== Segment start ==
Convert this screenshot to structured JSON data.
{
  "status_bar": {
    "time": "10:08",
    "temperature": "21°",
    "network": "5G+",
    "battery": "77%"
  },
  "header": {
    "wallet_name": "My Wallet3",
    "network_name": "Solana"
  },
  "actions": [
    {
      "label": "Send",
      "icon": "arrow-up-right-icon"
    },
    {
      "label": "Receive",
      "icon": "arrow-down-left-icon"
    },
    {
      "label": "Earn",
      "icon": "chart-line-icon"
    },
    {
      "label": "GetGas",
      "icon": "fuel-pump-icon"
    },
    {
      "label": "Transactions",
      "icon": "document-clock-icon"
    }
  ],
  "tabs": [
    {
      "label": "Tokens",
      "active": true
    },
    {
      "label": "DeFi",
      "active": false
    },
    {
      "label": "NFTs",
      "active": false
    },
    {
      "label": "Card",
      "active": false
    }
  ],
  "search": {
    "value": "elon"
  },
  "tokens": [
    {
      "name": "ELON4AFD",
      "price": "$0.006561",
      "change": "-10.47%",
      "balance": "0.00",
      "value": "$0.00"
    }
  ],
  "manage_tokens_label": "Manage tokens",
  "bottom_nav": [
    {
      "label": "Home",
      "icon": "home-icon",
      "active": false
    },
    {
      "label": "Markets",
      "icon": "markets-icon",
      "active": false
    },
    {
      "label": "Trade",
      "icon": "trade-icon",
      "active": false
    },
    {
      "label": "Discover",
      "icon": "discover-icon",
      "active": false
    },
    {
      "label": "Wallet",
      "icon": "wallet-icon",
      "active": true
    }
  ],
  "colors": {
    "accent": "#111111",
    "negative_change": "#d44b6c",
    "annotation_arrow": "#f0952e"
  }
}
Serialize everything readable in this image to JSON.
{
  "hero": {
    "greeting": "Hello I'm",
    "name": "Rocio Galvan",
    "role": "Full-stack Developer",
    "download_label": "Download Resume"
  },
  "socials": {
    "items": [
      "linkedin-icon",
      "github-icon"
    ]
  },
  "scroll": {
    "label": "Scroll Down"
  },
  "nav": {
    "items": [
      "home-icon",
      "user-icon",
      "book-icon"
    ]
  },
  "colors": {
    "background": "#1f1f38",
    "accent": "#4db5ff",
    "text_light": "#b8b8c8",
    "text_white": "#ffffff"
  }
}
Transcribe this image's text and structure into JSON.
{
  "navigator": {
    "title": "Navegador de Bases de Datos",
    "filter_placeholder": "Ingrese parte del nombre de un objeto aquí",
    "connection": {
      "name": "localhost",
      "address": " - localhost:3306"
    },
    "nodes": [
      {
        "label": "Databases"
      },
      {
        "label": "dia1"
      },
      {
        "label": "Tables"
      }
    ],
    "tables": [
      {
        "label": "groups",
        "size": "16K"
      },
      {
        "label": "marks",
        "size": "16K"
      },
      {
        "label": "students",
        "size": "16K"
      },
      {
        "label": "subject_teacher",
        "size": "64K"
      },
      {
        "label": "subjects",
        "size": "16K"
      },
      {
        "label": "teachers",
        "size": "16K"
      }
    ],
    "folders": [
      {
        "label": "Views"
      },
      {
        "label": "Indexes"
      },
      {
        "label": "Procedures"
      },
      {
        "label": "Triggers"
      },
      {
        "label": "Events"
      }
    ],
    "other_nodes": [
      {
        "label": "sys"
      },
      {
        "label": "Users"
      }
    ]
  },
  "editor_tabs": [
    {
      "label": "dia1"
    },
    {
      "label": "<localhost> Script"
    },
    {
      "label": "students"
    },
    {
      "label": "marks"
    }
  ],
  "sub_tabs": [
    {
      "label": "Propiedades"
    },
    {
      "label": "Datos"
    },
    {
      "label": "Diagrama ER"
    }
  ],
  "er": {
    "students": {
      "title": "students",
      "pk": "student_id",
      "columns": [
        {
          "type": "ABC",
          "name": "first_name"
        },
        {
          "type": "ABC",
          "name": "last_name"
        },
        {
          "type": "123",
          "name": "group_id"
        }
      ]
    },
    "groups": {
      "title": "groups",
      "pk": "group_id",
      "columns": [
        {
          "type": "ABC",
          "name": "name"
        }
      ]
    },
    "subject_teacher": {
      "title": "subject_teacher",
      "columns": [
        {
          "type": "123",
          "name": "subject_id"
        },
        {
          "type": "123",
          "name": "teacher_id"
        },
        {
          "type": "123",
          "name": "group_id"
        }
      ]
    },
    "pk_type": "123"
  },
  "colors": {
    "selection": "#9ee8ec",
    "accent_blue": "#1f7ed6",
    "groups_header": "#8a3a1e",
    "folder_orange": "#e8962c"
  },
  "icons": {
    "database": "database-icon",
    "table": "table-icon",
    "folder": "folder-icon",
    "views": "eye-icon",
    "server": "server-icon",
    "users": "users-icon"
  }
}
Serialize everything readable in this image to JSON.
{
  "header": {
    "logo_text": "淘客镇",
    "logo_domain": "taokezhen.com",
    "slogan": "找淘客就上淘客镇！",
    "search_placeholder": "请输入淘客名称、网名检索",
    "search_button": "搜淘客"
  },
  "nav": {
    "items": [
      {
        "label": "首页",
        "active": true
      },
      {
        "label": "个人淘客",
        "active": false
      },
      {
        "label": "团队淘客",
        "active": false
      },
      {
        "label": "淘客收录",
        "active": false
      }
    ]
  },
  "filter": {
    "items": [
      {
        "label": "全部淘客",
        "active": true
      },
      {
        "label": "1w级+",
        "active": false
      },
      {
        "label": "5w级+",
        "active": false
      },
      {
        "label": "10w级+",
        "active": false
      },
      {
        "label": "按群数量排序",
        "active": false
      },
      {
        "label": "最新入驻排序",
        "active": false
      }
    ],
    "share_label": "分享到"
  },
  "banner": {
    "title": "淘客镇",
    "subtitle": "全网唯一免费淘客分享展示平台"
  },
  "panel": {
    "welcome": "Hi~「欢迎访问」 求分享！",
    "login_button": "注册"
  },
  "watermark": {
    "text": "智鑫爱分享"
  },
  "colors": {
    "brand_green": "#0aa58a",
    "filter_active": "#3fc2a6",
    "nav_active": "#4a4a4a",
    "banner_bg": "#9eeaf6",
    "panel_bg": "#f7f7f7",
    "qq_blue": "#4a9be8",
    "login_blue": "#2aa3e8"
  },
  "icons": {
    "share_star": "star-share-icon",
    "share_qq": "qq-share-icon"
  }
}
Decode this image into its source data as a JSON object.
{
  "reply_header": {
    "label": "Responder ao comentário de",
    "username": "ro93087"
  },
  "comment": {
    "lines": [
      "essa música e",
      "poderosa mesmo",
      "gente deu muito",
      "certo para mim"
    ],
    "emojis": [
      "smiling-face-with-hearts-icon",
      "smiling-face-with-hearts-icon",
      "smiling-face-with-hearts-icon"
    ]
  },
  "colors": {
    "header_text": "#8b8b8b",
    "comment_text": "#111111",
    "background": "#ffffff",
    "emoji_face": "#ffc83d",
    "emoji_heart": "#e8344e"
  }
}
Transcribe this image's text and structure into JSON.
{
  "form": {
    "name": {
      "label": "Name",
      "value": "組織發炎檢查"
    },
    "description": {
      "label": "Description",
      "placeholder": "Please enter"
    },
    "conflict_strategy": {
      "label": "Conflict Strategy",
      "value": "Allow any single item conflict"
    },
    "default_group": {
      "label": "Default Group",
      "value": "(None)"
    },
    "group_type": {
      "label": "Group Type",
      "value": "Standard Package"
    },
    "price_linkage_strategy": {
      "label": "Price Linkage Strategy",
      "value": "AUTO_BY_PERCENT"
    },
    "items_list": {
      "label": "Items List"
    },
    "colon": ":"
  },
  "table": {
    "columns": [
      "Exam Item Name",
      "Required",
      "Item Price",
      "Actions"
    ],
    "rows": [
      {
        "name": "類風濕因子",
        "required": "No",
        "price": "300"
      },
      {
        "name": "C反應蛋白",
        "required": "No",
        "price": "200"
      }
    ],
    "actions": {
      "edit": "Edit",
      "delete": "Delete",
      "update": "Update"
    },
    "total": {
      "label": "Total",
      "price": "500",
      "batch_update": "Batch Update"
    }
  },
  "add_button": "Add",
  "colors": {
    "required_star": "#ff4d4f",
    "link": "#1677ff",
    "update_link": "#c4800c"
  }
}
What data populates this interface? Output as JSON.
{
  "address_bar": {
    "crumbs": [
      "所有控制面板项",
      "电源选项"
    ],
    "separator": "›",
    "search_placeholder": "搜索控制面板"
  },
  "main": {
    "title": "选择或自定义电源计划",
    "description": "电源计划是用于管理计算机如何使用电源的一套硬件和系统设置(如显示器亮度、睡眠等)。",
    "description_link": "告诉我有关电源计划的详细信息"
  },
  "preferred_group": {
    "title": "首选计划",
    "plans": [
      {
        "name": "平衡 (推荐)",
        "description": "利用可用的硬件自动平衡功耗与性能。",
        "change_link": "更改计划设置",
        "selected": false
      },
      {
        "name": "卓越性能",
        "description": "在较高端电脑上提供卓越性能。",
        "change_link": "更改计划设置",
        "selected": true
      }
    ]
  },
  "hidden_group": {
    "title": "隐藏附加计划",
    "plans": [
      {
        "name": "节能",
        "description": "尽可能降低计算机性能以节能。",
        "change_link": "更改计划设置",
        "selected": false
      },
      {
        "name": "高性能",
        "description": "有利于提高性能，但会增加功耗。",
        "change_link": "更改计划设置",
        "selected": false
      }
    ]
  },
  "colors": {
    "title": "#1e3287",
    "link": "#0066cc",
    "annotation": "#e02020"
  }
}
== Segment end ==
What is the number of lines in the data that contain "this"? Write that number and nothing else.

_Your response_: 7